Approximate Due Dates
Assignments 15% Assignments are due one week from announcement unless otherwise agreed upon. Assignments include computer work.
Midterm 25% Feb 7
Final exam 60%
Exam policy: The formula sheet is as per the announcement in the class. All or a subset of the preannounced formula sheet will be provided in the exam. No extra text or notes are permitted in the exam. Electronic storage/retrieval devices are not permitted in the exam. Please see the appropriate guidelines from the University regarding such matters.
Comprehensive examples will be discussed primarily during tutorials. During tutorials, the students may be required to solve the problems in class to gain practice.
Please note that prewritten solutions may or may not be available for the assignments. However, the tutorials are specifically marked for discussing the relevant solutions. At that time, if the students ask for it, the problems can be discussed and may be partially or fully solved in class. If the students do not raise their need for discussion of the problems, the time will be spent on solving other example problems, etc. The same policy holds for midterm exams and quizzes, if any.
Several handouts, example solutions using EXCEL are posted at the course website. The students are expected to make use of the various files and ask for help if needed.
The students are expected to solve the assignment problems by themselves in order to reinforce the class instruction. Please refer to copying policy of the University if there is any doubt. Help with the assignment problems can be sought during contact hours and/or tutorial time.
ACADEMIC INTEGRITY AND PROFESSIONAL CONDUCT:
Students are expected to conduct themselves in all aspects of the course at the highest level of academic integrity. Any student found to commit academic misconduct will be dealt with according to the Faculty and University practices.

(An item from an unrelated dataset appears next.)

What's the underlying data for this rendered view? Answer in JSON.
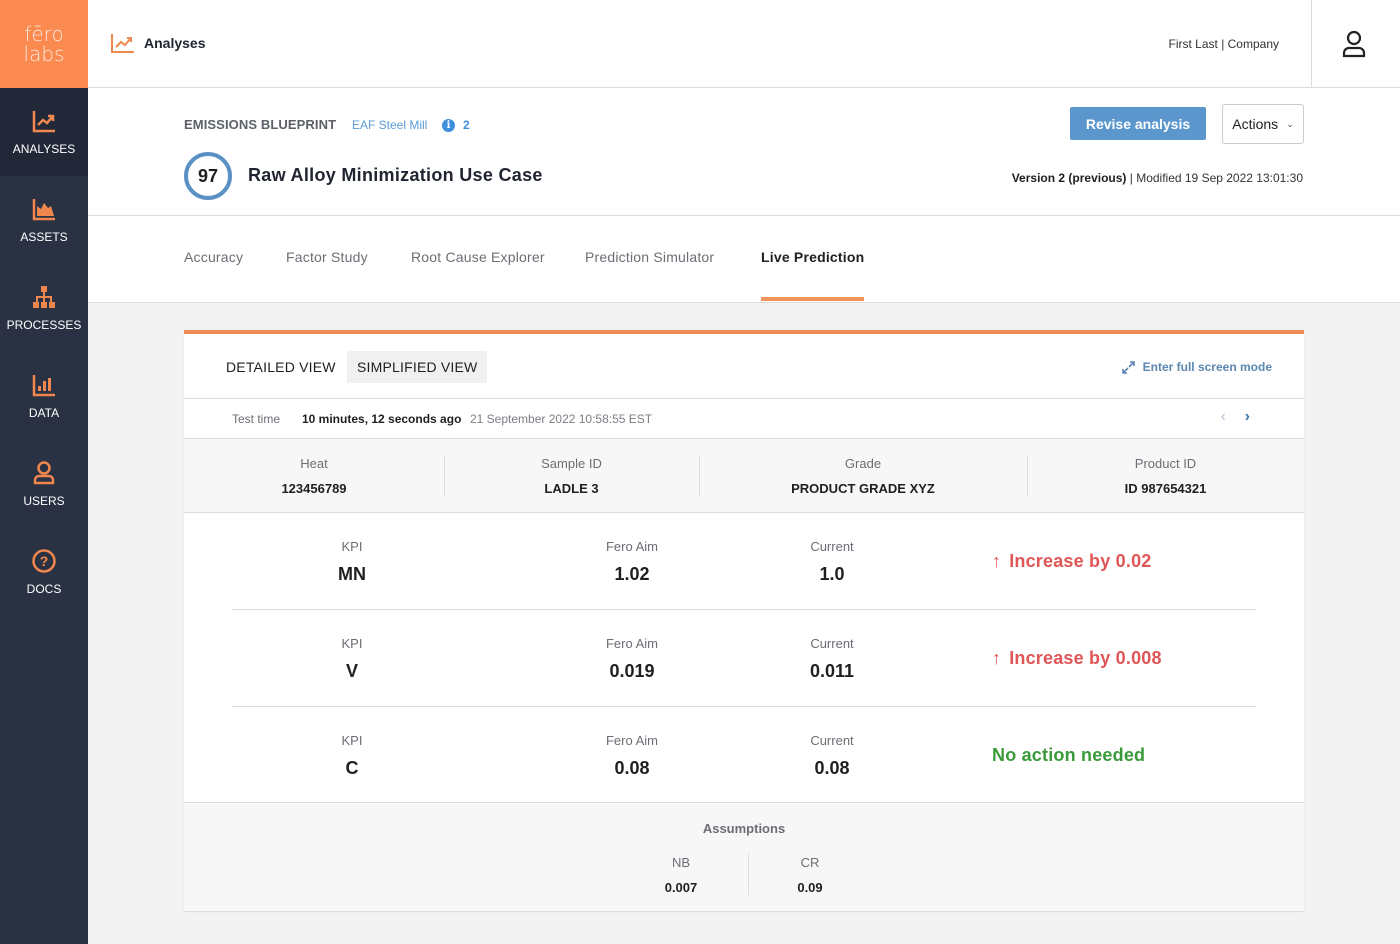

More information is available at www.engr.mun.ca/undergrad/academicintegrity.
Students are encouraged to consult the Faculty of Engineering and Applied Science Student Code of Conduct at http://www.engr.mun.ca/policies/codeofconduct.php and Memorial University’s Code of Student Conduct at http://www.mun.ca/student/home/conduct.php.
INCLUSION AND EQUITY:
Students who require physical or academic accommodations are encouraged to speak privately to the instructor so that appropriate arrangements can be made to ensure your full participation in the course. All conversations will remain confidential.
The university experience is enriched by the diversity of viewpoints, values, and backgrounds that each class participant possesses. In order for this course to encourage as much insightful and comprehensive discussion among class participants as possible, there is an expectation that dialogue will be collegial and respectful across disciplinary, cultural, and personal boundaries.
STUDENT ASSISTANCE: Student Affairs and Services offers help and support in a variety of areas, both academic and personal. More information can be found at www.mun.ca/student.
Marks going into final exam
If there are any discrepancies, please talk to Dr. Adluri immediately after the final exam (before leaving the exam hall).
Please note that changes at a later date are not possible.
Sample Midterm Sol:
Midterm Q1, Midterm Q2-1, Q2-2
Sample final Exam Solution: P2, P1, P3a, P3b, P4, P5
Another Sample exam,
Handouts and extra material for the students to help in their understanding:
Ordinary Differential Equations -First Order
Systems of ODE -Initial Value Problems
Systems of ODE -Boundary Value Problems
Partial Differential equations are slightly cumbersome to be solved using spreadsheets. Interested students may use MATLAB or other tools for this purpose.